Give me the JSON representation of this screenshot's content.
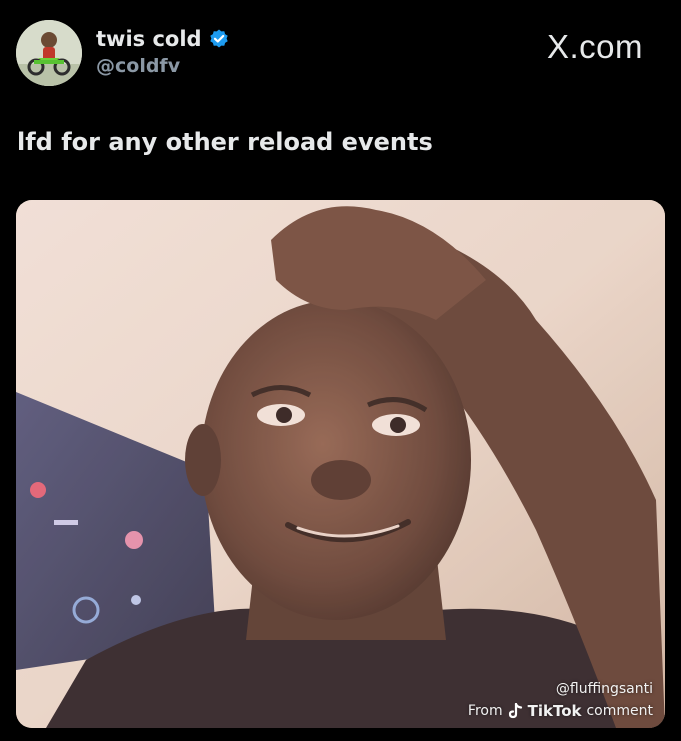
{
  "author": {
    "display_name": "twis cold",
    "handle": "@coldfv",
    "verified": true,
    "verified_color": "#1d9bf0"
  },
  "brand": {
    "label": "X.com"
  },
  "post": {
    "text": "lfd for any other reload events"
  },
  "media": {
    "watermark_handle": "@fluffingsanti",
    "source_prefix": "From",
    "source_app": "TikTok",
    "source_suffix": "comment"
  },
  "colors": {
    "background": "#000000",
    "text_primary": "#e7e9ea",
    "text_secondary": "#8b98a5",
    "verified_blue": "#1d9bf0"
  },
  "icons": {
    "verified": "verified-badge-icon",
    "brand": "x-logo-icon",
    "source_app": "tiktok-icon"
  }
}
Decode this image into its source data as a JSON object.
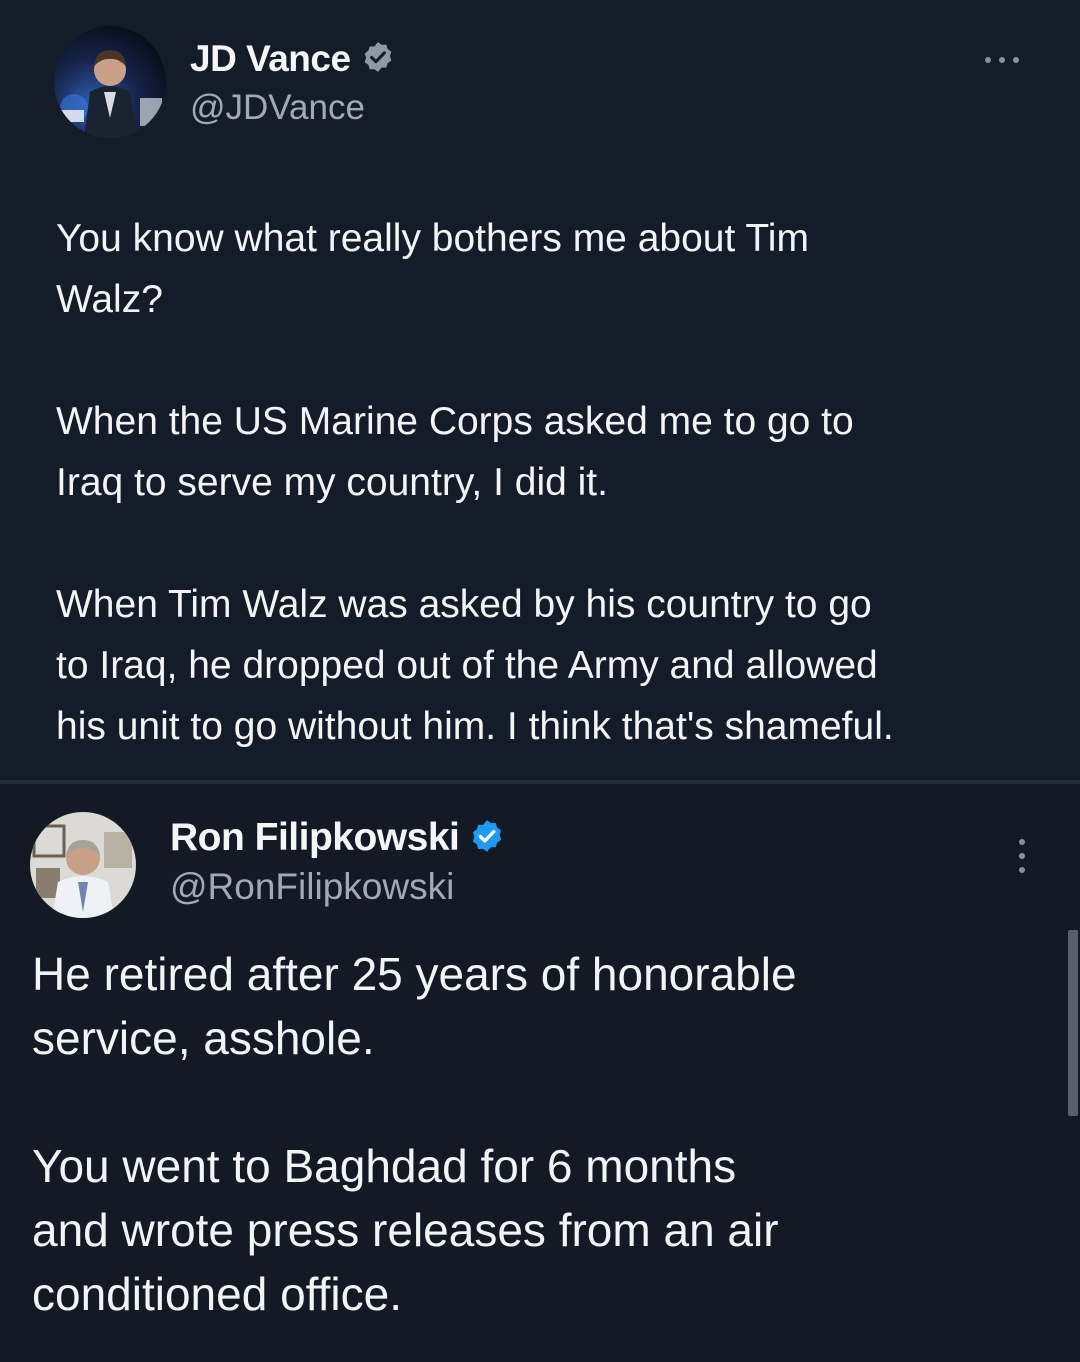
{
  "tweets": [
    {
      "name": "JD Vance",
      "handle": "@JDVance",
      "verified": true,
      "text": "You know what really bothers me about Tim\nWalz?\n\nWhen the US Marine Corps asked me to go to\nIraq to serve my country, I did it.\n\nWhen Tim Walz was asked by his country to go\nto Iraq, he dropped out of the Army and allowed\nhis unit to go without him. I think that's shameful."
    },
    {
      "name": "Ron Filipkowski",
      "handle": "@RonFilipkowski",
      "verified": true,
      "text": "He retired after 25 years of honorable\nservice, asshole.\n\nYou went to Baghdad for 6 months\nand wrote press releases from an air\nconditioned office."
    }
  ],
  "icons": {
    "verified_badge": "verified-badge-icon",
    "more_options": "more-options-icon"
  },
  "colors": {
    "background": "#151d2a",
    "verified_blue": "#1d9bf0",
    "handle_gray": "#a2a9b5"
  }
}
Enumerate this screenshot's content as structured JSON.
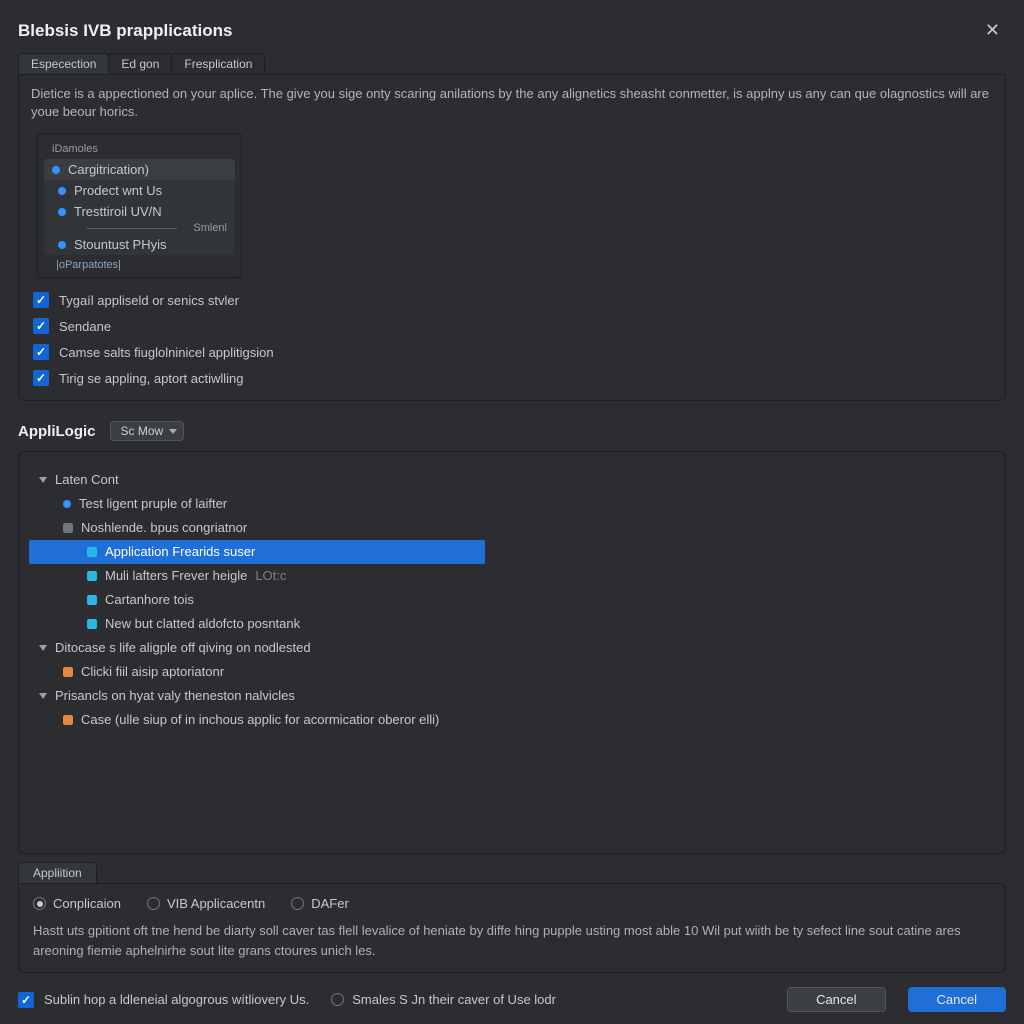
{
  "window": {
    "title": "Blebsis IVB prapplications",
    "close_tooltip": "Close"
  },
  "top_tabs": [
    "Especection",
    "Ed gon",
    "Fresplication"
  ],
  "top_tabs_active": 0,
  "intro": "Dietice is a appectioned on your aplice. The give you sige onty scaring anilations by the any alignetics sheasht conmetter, is applny us any can que olagnostics will are youe beour horics.",
  "group": {
    "label": "iDamoles",
    "header": "Cargitrication)",
    "items": [
      "Prodect wnt Us",
      "Tresttiroil UV/N",
      "Stountust PHyis"
    ],
    "sep_after": 1,
    "sep_label": "Smlenl",
    "move_select": "|oParpatotes|"
  },
  "checks": [
    "Tygaíl appliseld or senics stvler",
    "Sendane",
    "Camse salts fiuglolninicel applitigsion",
    "Tirig se appling, aptort actiwlling"
  ],
  "section2": {
    "title": "AppliLogic",
    "dropdown": "Sc Mow"
  },
  "tree": [
    {
      "lvl": 1,
      "type": "group",
      "label": "Laten Cont"
    },
    {
      "lvl": 2,
      "type": "blue-dot",
      "label": "Test ligent pruple of laifter"
    },
    {
      "lvl": 2,
      "type": "gray",
      "label": "Noshlende. bpus congriatnor"
    },
    {
      "lvl": 3,
      "type": "cyan",
      "label": "Application Frearids suser",
      "selected": true
    },
    {
      "lvl": 3,
      "type": "cyan",
      "label": "Muli lafters Frever heigle",
      "trail": "LOt:c"
    },
    {
      "lvl": 3,
      "type": "cyan",
      "label": "Cartanhore tois"
    },
    {
      "lvl": 3,
      "type": "cyan",
      "label": "New but clatted aldofcto posntank"
    },
    {
      "lvl": 1,
      "type": "group",
      "label": "Ditocase s life aligple off qiving on nodlested"
    },
    {
      "lvl": 2,
      "type": "orange",
      "label": "Clicki fiil aisip aptoriatonr"
    },
    {
      "lvl": 1,
      "type": "group",
      "label": "Prisancls on hyat valy theneston nalvicles"
    },
    {
      "lvl": 2,
      "type": "orange",
      "label": "Case (ulle siup of in inchous applic for acormicatior oberor elli)"
    }
  ],
  "bottom_tab": "Appliition",
  "radios": {
    "options": [
      "Conplicaion",
      "VIB Applicacentn",
      "DAFer"
    ],
    "selected": 0
  },
  "help_text": "Hastt uts gpitiont oft tne hend be diarty soll caver tas flell levalice of heniate by diffe hing pupple usting most able 10 Wil put wiith be ty sefect line sout catine ares areoning fiemie aphelnirhe sout lite grans ctoures unich les.",
  "footer": {
    "check_label": "Sublin hop a ldleneial algogrous wítliovery Us.",
    "radio_label": "Smales S Jn their caver of Use lodr",
    "btn_cancel": "Cancel",
    "btn_ok": "Cancel"
  }
}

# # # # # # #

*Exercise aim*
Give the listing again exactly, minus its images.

*Solution to this task*
Give me the JSON representation of this screenshot's content.
{
  "author": {
    "display_name": "twis cold",
    "handle": "@coldfv",
    "verified": true,
    "verified_color": "#1d9bf0"
  },
  "brand": {
    "label": "X.com"
  },
  "post": {
    "text": "lfd for any other reload events"
  },
  "media": {
    "watermark_handle": "@fluffingsanti",
    "source_prefix": "From",
    "source_app": "TikTok",
    "source_suffix": "comment"
  },
  "colors": {
    "background": "#000000",
    "text_primary": "#e7e9ea",
    "text_secondary": "#8b98a5",
    "verified_blue": "#1d9bf0"
  },
  "icons": {
    "verified": "verified-badge-icon",
    "brand": "x-logo-icon",
    "source_app": "tiktok-icon"
  }
}
Decode this image into its source data as a JSON object.
{
  "tweets": [
    {
      "name": "JD Vance",
      "handle": "@JDVance",
      "verified": true,
      "text": "You know what really bothers me about Tim\nWalz?\n\nWhen the US Marine Corps asked me to go to\nIraq to serve my country, I did it.\n\nWhen Tim Walz was asked by his country to go\nto Iraq, he dropped out of the Army and allowed\nhis unit to go without him. I think that's shameful."
    },
    {
      "name": "Ron Filipkowski",
      "handle": "@RonFilipkowski",
      "verified": true,
      "text": "He retired after 25 years of honorable\nservice, asshole.\n\nYou went to Baghdad for 6 months\nand wrote press releases from an air\nconditioned office."
    }
  ],
  "icons": {
    "verified_badge": "verified-badge-icon",
    "more_options": "more-options-icon"
  },
  "colors": {
    "background": "#151d2a",
    "verified_blue": "#1d9bf0",
    "handle_gray": "#a2a9b5"
  }
}
Enumerate this screenshot's content as structured JSON.
{
  "window": {
    "title": "Blebsis IVB prapplications",
    "close_tooltip": "Close"
  },
  "top_tabs": [
    "Especection",
    "Ed gon",
    "Fresplication"
  ],
  "top_tabs_active": 0,
  "intro": "Dietice is a appectioned on your aplice. The give you sige onty scaring anilations by the any alignetics sheasht conmetter, is applny us any can que olagnostics will are youe beour horics.",
  "group": {
    "label": "iDamoles",
    "header": "Cargitrication)",
    "items": [
      "Prodect wnt Us",
      "Tresttiroil UV/N",
      "Stountust PHyis"
    ],
    "sep_after": 1,
    "sep_label": "Smlenl",
    "move_select": "|oParpatotes|"
  },
  "checks": [
    "Tygaíl appliseld or senics stvler",
    "Sendane",
    "Camse salts fiuglolninicel applitigsion",
    "Tirig se appling, aptort actiwlling"
  ],
  "section2": {
    "title": "AppliLogic",
    "dropdown": "Sc Mow"
  },
  "tree": [
    {
      "lvl": 1,
      "type": "group",
      "label": "Laten Cont"
    },
    {
      "lvl": 2,
      "type": "blue-dot",
      "label": "Test ligent pruple of laifter"
    },
    {
      "lvl": 2,
      "type": "gray",
      "label": "Noshlende. bpus congriatnor"
    },
    {
      "lvl": 3,
      "type": "cyan",
      "label": "Application Frearids suser",
      "selected": true
    },
    {
      "lvl": 3,
      "type": "cyan",
      "label": "Muli lafters Frever heigle",
      "trail": "LOt:c"
    },
    {
      "lvl": 3,
      "type": "cyan",
      "label": "Cartanhore tois"
    },
    {
      "lvl": 3,
      "type": "cyan",
      "label": "New but clatted aldofcto posntank"
    },
    {
      "lvl": 1,
      "type": "group",
      "label": "Ditocase s life aligple off qiving on nodlested"
    },
    {
      "lvl": 2,
      "type": "orange",
      "label": "Clicki fiil aisip aptoriatonr"
    },
    {
      "lvl": 1,
      "type": "group",
      "label": "Prisancls on hyat valy theneston nalvicles"
    },
    {
      "lvl": 2,
      "type": "orange",
      "label": "Case (ulle siup of in inchous applic for acormicatior oberor elli)"
    }
  ],
  "bottom_tab": "Appliition",
  "radios": {
    "options": [
      "Conplicaion",
      "VIB Applicacentn",
      "DAFer"
    ],
    "selected": 0
  },
  "help_text": "Hastt uts gpitiont oft tne hend be diarty soll caver tas flell levalice of heniate by diffe hing pupple usting most able 10 Wil put wiith be ty sefect line sout catine ares areoning fiemie aphelnirhe sout lite grans ctoures unich les.",
  "footer": {
    "check_label": "Sublin hop a ldleneial algogrous wítliovery Us.",
    "radio_label": "Smales S Jn their caver of Use lodr",
    "btn_cancel": "Cancel",
    "btn_ok": "Cancel"
  }
}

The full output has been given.